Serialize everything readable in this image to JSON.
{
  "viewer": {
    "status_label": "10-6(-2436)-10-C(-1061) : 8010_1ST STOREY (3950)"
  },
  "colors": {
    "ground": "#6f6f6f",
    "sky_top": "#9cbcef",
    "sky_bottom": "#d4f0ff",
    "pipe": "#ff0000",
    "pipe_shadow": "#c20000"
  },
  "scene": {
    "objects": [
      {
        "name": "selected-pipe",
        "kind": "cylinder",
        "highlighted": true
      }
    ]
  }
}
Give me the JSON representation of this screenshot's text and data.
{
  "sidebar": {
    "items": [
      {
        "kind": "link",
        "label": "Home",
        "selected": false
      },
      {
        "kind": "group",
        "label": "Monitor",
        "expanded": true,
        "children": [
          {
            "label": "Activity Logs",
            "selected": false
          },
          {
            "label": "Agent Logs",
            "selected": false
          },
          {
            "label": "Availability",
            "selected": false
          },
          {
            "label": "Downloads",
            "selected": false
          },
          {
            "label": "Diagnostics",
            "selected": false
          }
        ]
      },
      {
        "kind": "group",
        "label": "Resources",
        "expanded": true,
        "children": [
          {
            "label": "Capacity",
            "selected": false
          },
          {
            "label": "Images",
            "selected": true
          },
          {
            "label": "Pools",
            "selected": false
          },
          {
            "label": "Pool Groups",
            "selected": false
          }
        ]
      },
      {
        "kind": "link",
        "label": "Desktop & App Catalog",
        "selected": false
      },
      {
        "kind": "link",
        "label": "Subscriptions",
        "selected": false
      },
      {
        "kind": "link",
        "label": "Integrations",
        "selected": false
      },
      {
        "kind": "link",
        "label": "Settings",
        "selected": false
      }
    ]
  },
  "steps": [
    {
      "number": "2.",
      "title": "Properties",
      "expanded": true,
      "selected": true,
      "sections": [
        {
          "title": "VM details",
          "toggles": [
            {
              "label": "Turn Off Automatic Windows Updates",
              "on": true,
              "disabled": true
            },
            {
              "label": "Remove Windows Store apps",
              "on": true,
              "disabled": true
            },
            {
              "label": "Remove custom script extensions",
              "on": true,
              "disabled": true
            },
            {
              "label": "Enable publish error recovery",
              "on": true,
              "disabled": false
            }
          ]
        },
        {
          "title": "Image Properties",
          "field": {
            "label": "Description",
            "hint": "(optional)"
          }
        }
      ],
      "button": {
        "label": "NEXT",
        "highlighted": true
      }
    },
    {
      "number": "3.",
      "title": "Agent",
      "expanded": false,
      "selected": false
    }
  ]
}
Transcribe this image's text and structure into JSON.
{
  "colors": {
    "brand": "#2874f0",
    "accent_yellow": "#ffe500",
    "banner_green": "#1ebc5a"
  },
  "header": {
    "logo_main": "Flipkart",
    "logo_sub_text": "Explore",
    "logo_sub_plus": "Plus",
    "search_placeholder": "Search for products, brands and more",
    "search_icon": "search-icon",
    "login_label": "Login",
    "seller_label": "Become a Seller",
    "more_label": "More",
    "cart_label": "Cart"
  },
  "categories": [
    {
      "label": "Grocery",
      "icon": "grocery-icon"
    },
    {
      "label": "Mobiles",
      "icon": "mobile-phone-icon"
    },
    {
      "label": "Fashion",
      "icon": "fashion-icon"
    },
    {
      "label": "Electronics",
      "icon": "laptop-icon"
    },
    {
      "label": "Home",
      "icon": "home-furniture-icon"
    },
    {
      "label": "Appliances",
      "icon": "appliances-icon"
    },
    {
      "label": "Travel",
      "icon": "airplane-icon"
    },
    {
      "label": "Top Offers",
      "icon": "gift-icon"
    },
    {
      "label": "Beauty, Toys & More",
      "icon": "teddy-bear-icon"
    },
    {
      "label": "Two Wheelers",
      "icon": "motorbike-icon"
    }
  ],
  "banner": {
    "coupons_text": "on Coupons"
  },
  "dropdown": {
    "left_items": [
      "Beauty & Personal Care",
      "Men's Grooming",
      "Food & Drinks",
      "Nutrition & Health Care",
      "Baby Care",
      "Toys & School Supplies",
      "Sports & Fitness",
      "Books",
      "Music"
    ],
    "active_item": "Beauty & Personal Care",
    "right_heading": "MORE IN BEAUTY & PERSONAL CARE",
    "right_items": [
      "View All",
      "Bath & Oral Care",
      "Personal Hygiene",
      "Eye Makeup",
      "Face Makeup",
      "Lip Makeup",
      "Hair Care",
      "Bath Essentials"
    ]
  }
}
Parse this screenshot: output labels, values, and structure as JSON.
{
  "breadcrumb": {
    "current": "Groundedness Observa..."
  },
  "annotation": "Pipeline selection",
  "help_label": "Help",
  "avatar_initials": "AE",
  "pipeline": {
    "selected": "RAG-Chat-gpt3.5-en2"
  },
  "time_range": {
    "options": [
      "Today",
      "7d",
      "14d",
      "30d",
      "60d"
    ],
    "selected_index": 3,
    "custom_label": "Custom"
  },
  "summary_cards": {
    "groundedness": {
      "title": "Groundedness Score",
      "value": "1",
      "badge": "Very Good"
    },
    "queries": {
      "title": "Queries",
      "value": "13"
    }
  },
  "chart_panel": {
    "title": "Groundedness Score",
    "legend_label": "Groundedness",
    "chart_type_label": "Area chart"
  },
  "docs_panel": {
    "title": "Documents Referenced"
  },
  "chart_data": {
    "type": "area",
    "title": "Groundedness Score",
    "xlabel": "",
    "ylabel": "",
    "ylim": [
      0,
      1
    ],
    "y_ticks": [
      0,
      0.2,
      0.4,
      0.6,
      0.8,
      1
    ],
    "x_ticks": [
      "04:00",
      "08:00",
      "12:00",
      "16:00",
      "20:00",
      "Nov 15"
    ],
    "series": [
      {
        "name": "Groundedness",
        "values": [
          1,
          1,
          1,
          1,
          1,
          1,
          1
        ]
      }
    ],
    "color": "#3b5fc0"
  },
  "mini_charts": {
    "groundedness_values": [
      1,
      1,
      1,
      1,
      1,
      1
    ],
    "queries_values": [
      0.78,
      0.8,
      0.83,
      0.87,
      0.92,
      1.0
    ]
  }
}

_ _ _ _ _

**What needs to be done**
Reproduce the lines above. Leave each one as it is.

**Answer section**
Serialize everything readable in this image to JSON.
{
  "viewer": {
    "status_label": "10-6(-2436)-10-C(-1061) : 8010_1ST STOREY (3950)"
  },
  "colors": {
    "ground": "#6f6f6f",
    "sky_top": "#9cbcef",
    "sky_bottom": "#d4f0ff",
    "pipe": "#ff0000",
    "pipe_shadow": "#c20000"
  },
  "scene": {
    "objects": [
      {
        "name": "selected-pipe",
        "kind": "cylinder",
        "highlighted": true
      }
    ]
  }
}
Give me the JSON representation of this screenshot's text and data.
{
  "sidebar": {
    "items": [
      {
        "kind": "link",
        "label": "Home",
        "selected": false
      },
      {
        "kind": "group",
        "label": "Monitor",
        "expanded": true,
        "children": [
          {
            "label": "Activity Logs",
            "selected": false
          },
          {
            "label": "Agent Logs",
            "selected": false
          },
          {
            "label": "Availability",
            "selected": false
          },
          {
            "label": "Downloads",
            "selected": false
          },
          {
            "label": "Diagnostics",
            "selected": false
          }
        ]
      },
      {
        "kind": "group",
        "label": "Resources",
        "expanded": true,
        "children": [
          {
            "label": "Capacity",
            "selected": false
          },
          {
            "label": "Images",
            "selected": true
          },
          {
            "label": "Pools",
            "selected": false
          },
          {
            "label": "Pool Groups",
            "selected": false
          }
        ]
      },
      {
        "kind": "link",
        "label": "Desktop & App Catalog",
        "selected": false
      },
      {
        "kind": "link",
        "label": "Subscriptions",
        "selected": false
      },
      {
        "kind": "link",
        "label": "Integrations",
        "selected": false
      },
      {
        "kind": "link",
        "label": "Settings",
        "selected": false
      }
    ]
  },
  "steps": [
    {
      "number": "2.",
      "title": "Properties",
      "expanded": true,
      "selected": true,
      "sections": [
        {
          "title": "VM details",
          "toggles": [
            {
              "label": "Turn Off Automatic Windows Updates",
              "on": true,
              "disabled": true
            },
            {
              "label": "Remove Windows Store apps",
              "on": true,
              "disabled": true
            },
            {
              "label": "Remove custom script extensions",
              "on": true,
              "disabled": true
            },
            {
              "label": "Enable publish error recovery",
              "on": true,
              "disabled": false
            }
          ]
        },
        {
          "title": "Image Properties",
          "field": {
            "label": "Description",
            "hint": "(optional)"
          }
        }
      ],
      "button": {
        "label": "NEXT",
        "highlighted": true
      }
    },
    {
      "number": "3.",
      "title": "Agent",
      "expanded": false,
      "selected": false
    }
  ]
}
Transcribe this image's text and structure into JSON.
{
  "colors": {
    "brand": "#2874f0",
    "accent_yellow": "#ffe500",
    "banner_green": "#1ebc5a"
  },
  "header": {
    "logo_main": "Flipkart",
    "logo_sub_text": "Explore",
    "logo_sub_plus": "Plus",
    "search_placeholder": "Search for products, brands and more",
    "search_icon": "search-icon",
    "login_label": "Login",
    "seller_label": "Become a Seller",
    "more_label": "More",
    "cart_label": "Cart"
  },
  "categories": [
    {
      "label": "Grocery",
      "icon": "grocery-icon"
    },
    {
      "label": "Mobiles",
      "icon": "mobile-phone-icon"
    },
    {
      "label": "Fashion",
      "icon": "fashion-icon"
    },
    {
      "label": "Electronics",
      "icon": "laptop-icon"
    },
    {
      "label": "Home",
      "icon": "home-furniture-icon"
    },
    {
      "label": "Appliances",
      "icon": "appliances-icon"
    },
    {
      "label": "Travel",
      "icon": "airplane-icon"
    },
    {
      "label": "Top Offers",
      "icon": "gift-icon"
    },
    {
      "label": "Beauty, Toys & More",
      "icon": "teddy-bear-icon"
    },
    {
      "label": "Two Wheelers",
      "icon": "motorbike-icon"
    }
  ],
  "banner": {
    "coupons_text": "on Coupons"
  },
  "dropdown": {
    "left_items": [
      "Beauty & Personal Care",
      "Men's Grooming",
      "Food & Drinks",
      "Nutrition & Health Care",
      "Baby Care",
      "Toys & School Supplies",
      "Sports & Fitness",
      "Books",
      "Music"
    ],
    "active_item": "Beauty & Personal Care",
    "right_heading": "MORE IN BEAUTY & PERSONAL CARE",
    "right_items": [
      "View All",
      "Bath & Oral Care",
      "Personal Hygiene",
      "Eye Makeup",
      "Face Makeup",
      "Lip Makeup",
      "Hair Care",
      "Bath Essentials"
    ]
  }
}
Parse this screenshot: output labels, values, and structure as JSON.
{
  "breadcrumb": {
    "current": "Groundedness Observa..."
  },
  "annotation": "Pipeline selection",
  "help_label": "Help",
  "avatar_initials": "AE",
  "pipeline": {
    "selected": "RAG-Chat-gpt3.5-en2"
  },
  "time_range": {
    "options": [
      "Today",
      "7d",
      "14d",
      "30d",
      "60d"
    ],
    "selected_index": 3,
    "custom_label": "Custom"
  },
  "summary_cards": {
    "groundedness": {
      "title": "Groundedness Score",
      "value": "1",
      "badge": "Very Good"
    },
    "queries": {
      "title": "Queries",
      "value": "13"
    }
  },
  "chart_panel": {
    "title": "Groundedness Score",
    "legend_label": "Groundedness",
    "chart_type_label": "Area chart"
  },
  "docs_panel": {
    "title": "Documents Referenced"
  },
  "chart_data": {
    "type": "area",
    "title": "Groundedness Score",
    "xlabel": "",
    "ylabel": "",
    "ylim": [
      0,
      1
    ],
    "y_ticks": [
      0,
      0.2,
      0.4,
      0.6,
      0.8,
      1
    ],
    "x_ticks": [
      "04:00",
      "08:00",
      "12:00",
      "16:00",
      "20:00",
      "Nov 15"
    ],
    "series": [
      {
        "name": "Groundedness",
        "values": [
          1,
          1,
          1,
          1,
          1,
          1,
          1
        ]
      }
    ],
    "color": "#3b5fc0"
  },
  "mini_charts": {
    "groundedness_values": [
      1,
      1,
      1,
      1,
      1,
      1
    ],
    "queries_values": [
      0.78,
      0.8,
      0.83,
      0.87,
      0.92,
      1.0
    ]
  }
}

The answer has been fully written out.